Sometimes called “mer-folk”, “deep sea folk”, “fish-people” and “the people-fish” according to legend the Merguth are said to dwell deep below the sea where they worship old unknown Gods in large coral cities and towns.
Sailors and fishermen describe them as the size of a man, but much more slender, with webbed hands and feet and a series of highly venomous spines protruding from their back near the shoulder blades. Their face is a hybrid between human and fish,with frilled gills under the chin and large black orbs for eyes. Small pointed teeth line the mouth and their language is similar to that of Dolphins and Whales, with high pitches squeaks and clicks that cannot be reproduced by humans – nor are they physically capable of speaking human languages, making communication with them impossible (though it should not be assumed that they cannot understand human languages, they simply cannot speak them).
During the night they come to the reefs and shallows where they are sometimes seen by passing ships, but it is usually not more than a fleeting glimpse for they are extremely shy and reclusive creatures. On the rare occasion when they are caught in a fishing net, their fellows will group en-masse an attempt to recover their companion, up to and including the use of force if simple negotiation fails – fighting with their own nets, tridents and spears made from spines of sword fish or the jaws of sharks. Exactly what they do in their coral homelands is unknown as they do not welcome outsiders, though on certain times of the year, a deep orange glow far out at sea is attributed to their annual celebrations.

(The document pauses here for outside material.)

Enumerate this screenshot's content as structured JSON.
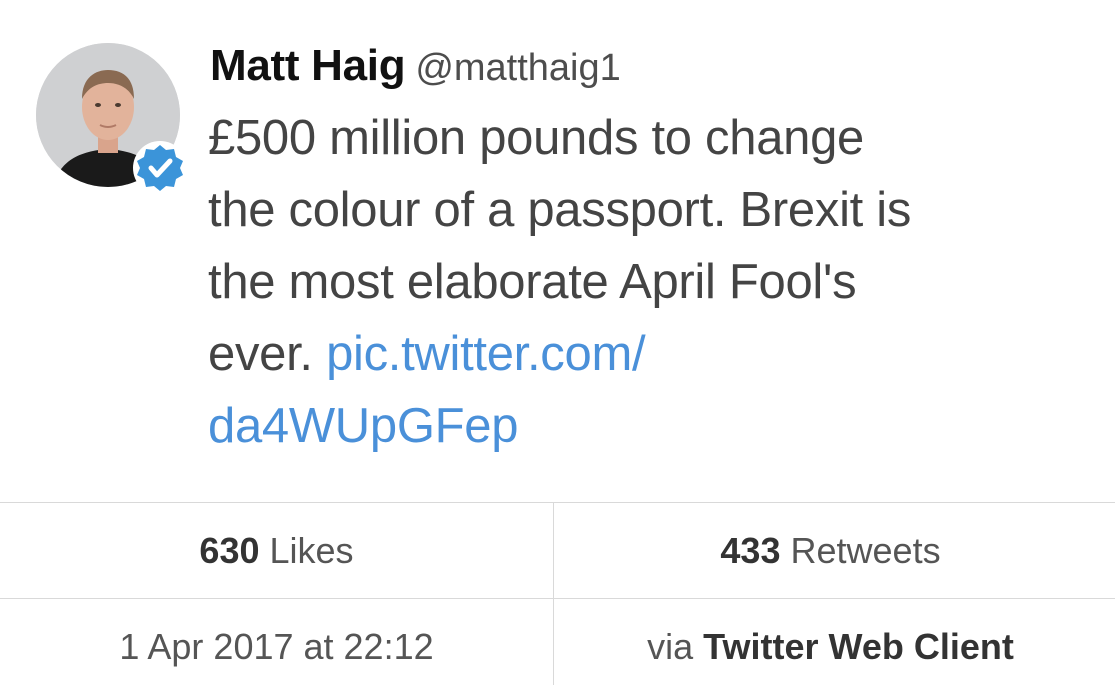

Sadly, their spines are highly valued on the black market for alleged magical properties, though actually capturing them is a dangerous job, for if actively hunted, they show surprising cunning – and many of the ships who have a few initial successes capturing them are soon mysteriously lost at sea..